## Directions for this task
For the string "document", state how many lines of the data hold it. Give nothing besides the number.

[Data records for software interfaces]

_____

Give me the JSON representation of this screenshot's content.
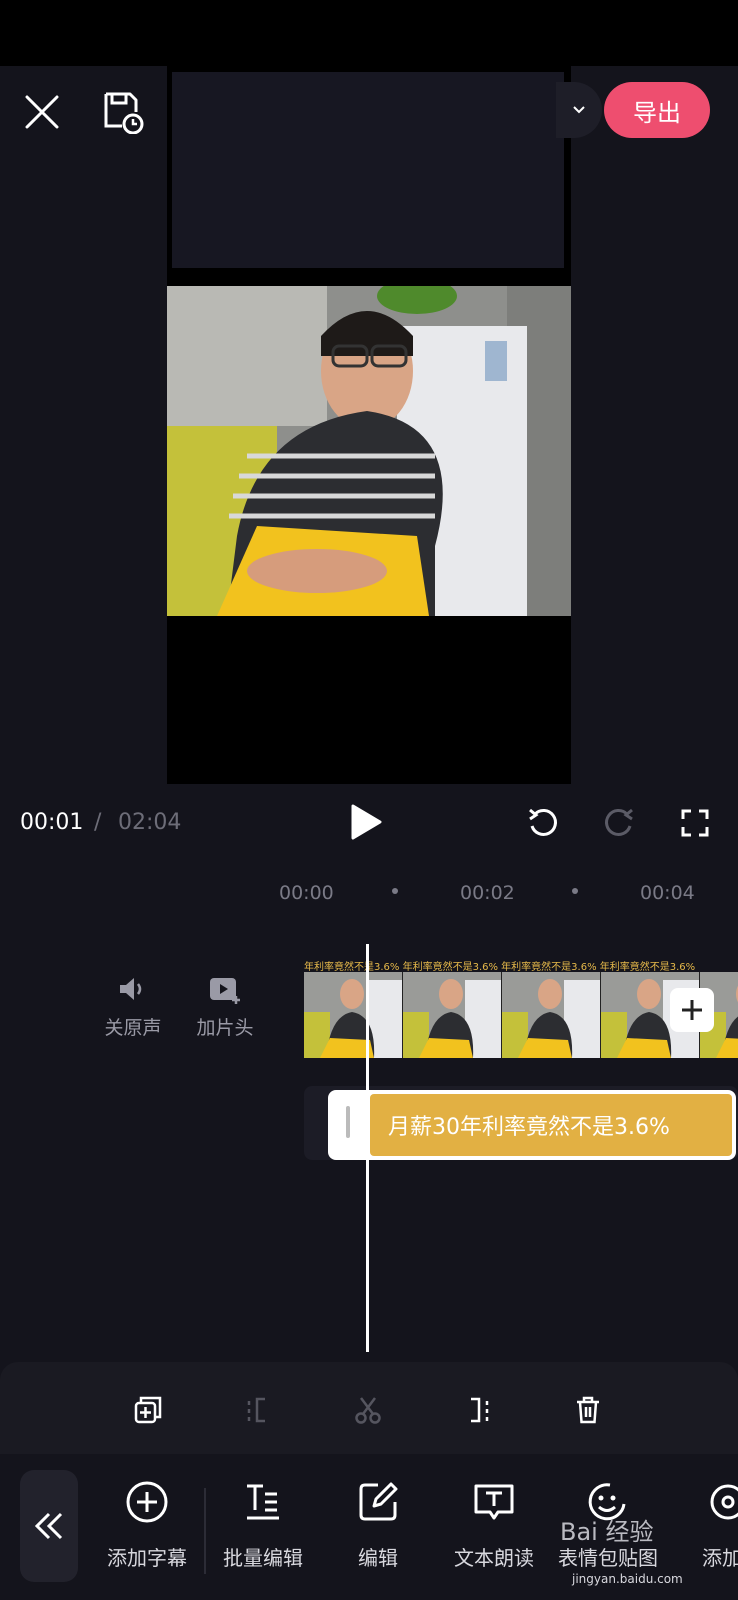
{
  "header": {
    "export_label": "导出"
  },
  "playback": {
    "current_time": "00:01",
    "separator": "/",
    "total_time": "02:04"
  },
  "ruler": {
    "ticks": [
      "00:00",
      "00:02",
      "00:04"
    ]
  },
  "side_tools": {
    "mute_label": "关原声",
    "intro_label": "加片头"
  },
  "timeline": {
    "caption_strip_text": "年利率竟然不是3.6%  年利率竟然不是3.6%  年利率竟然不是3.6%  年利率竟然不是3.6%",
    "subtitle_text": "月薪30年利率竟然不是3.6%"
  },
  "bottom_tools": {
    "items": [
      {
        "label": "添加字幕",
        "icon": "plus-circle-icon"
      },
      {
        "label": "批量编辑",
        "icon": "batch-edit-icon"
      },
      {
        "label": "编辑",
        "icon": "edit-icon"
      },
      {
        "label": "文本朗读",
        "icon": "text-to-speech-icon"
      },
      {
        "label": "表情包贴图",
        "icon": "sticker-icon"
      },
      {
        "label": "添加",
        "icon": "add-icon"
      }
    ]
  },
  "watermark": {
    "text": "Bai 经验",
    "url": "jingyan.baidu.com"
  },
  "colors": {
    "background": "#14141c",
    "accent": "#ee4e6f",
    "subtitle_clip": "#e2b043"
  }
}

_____

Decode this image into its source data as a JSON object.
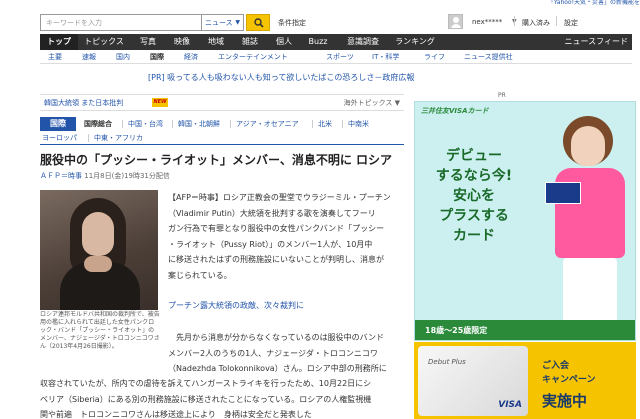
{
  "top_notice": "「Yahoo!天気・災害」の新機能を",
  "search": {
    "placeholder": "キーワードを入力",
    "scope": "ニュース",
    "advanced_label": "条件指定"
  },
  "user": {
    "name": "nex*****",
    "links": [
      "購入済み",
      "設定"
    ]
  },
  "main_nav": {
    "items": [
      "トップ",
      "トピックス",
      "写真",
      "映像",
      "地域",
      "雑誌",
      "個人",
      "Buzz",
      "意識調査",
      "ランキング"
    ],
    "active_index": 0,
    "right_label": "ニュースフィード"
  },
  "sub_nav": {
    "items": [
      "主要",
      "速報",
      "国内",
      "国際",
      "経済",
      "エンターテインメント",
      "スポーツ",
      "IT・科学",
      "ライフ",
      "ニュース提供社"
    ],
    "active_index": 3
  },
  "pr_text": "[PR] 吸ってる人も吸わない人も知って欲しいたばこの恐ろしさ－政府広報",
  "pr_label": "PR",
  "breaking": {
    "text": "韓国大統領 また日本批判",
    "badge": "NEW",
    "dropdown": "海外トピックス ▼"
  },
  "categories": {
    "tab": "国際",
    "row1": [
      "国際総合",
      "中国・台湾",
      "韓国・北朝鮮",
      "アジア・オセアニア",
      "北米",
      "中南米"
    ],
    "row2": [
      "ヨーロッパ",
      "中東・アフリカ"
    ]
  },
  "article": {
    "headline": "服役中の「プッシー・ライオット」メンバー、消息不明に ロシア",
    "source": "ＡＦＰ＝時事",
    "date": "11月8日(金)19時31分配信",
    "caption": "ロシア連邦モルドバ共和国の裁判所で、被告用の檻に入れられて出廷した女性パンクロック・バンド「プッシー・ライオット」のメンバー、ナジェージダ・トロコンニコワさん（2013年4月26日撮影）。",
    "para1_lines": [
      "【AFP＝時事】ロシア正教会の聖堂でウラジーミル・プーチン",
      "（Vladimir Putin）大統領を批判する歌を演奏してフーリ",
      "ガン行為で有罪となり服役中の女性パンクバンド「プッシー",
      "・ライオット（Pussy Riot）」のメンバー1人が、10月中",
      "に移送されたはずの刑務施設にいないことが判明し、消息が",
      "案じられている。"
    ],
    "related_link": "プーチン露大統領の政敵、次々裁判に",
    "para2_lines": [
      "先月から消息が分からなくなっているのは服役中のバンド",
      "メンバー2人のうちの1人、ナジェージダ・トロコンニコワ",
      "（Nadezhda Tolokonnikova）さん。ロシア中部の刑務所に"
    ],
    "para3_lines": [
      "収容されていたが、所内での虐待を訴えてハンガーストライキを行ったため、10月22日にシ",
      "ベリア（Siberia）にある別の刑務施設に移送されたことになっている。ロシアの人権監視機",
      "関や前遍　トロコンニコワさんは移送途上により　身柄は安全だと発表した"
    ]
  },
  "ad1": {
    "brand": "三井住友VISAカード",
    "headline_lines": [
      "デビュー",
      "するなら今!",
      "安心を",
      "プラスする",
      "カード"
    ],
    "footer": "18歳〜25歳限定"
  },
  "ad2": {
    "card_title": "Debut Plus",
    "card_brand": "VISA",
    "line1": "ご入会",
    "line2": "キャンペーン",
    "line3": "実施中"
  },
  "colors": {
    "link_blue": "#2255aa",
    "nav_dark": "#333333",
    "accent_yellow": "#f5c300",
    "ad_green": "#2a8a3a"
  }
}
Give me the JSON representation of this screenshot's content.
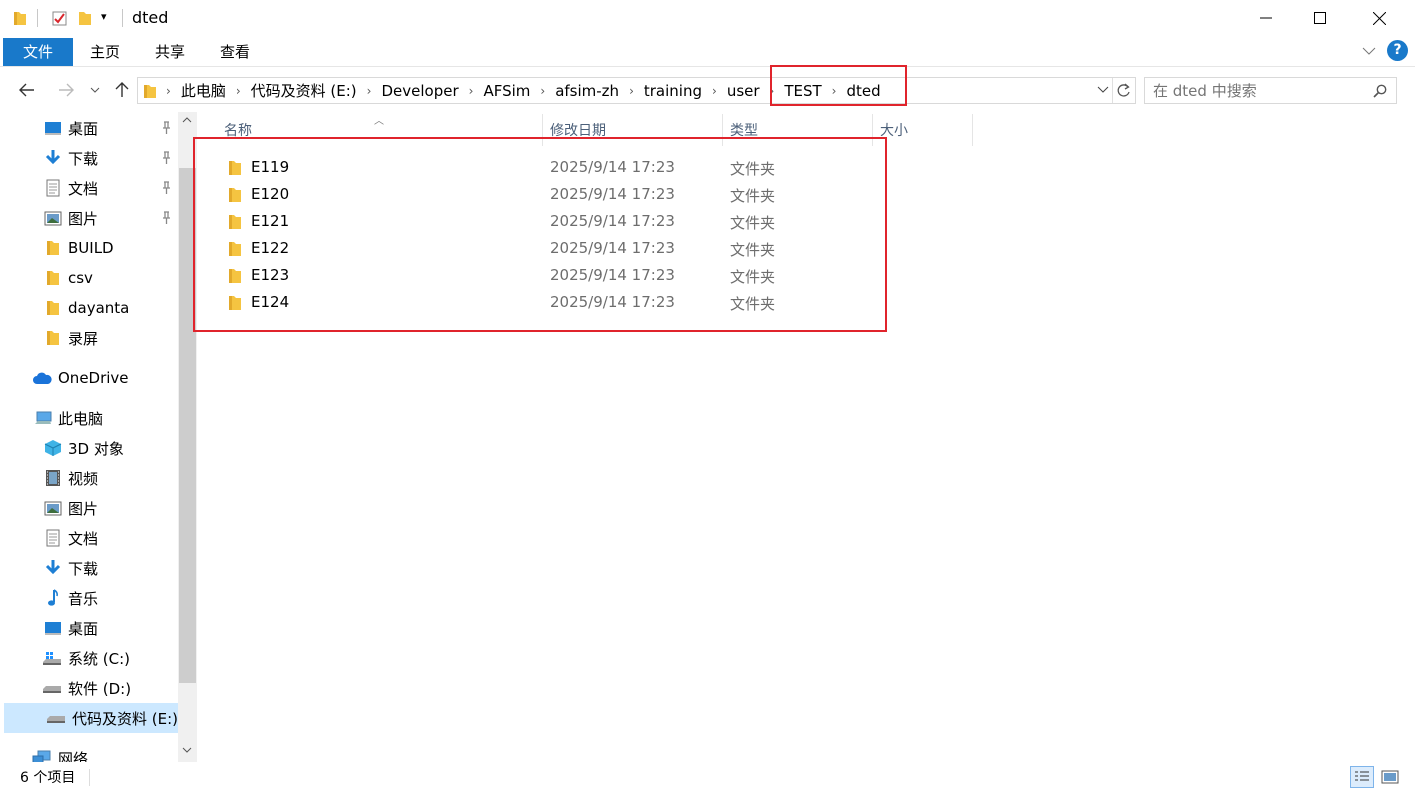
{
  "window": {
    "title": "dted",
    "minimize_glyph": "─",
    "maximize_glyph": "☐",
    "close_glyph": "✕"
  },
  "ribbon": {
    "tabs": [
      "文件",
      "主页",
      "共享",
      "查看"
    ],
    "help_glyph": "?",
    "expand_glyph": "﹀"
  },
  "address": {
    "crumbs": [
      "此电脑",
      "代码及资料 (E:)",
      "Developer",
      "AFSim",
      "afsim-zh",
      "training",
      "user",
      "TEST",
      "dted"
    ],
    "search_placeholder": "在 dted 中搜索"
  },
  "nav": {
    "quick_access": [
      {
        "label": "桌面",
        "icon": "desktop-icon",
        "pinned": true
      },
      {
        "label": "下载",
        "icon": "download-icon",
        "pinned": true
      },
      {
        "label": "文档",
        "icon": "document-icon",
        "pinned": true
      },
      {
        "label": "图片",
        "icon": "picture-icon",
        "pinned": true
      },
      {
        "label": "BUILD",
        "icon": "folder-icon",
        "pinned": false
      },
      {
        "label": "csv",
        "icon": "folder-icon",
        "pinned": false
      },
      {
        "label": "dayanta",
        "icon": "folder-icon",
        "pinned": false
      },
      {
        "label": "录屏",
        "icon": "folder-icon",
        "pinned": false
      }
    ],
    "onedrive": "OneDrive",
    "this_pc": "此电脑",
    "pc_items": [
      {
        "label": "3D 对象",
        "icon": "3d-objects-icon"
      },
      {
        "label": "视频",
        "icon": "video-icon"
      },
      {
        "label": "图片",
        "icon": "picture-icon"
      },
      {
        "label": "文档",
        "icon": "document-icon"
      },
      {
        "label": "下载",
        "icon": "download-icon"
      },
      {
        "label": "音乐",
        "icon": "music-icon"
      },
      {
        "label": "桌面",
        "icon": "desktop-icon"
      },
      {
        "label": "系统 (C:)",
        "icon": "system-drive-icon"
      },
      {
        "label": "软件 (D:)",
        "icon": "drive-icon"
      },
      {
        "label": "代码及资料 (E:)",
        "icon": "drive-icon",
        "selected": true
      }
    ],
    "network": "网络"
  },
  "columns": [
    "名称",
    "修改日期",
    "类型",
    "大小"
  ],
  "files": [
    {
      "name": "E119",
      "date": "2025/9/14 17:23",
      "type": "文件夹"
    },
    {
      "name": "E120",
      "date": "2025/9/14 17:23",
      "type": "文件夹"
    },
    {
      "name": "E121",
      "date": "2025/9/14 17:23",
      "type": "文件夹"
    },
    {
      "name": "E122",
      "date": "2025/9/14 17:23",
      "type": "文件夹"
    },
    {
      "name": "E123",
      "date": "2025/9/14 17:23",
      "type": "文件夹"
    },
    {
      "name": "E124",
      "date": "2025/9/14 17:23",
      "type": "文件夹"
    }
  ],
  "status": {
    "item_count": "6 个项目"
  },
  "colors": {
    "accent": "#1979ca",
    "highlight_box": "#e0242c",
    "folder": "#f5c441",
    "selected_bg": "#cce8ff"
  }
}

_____

## Answer area
2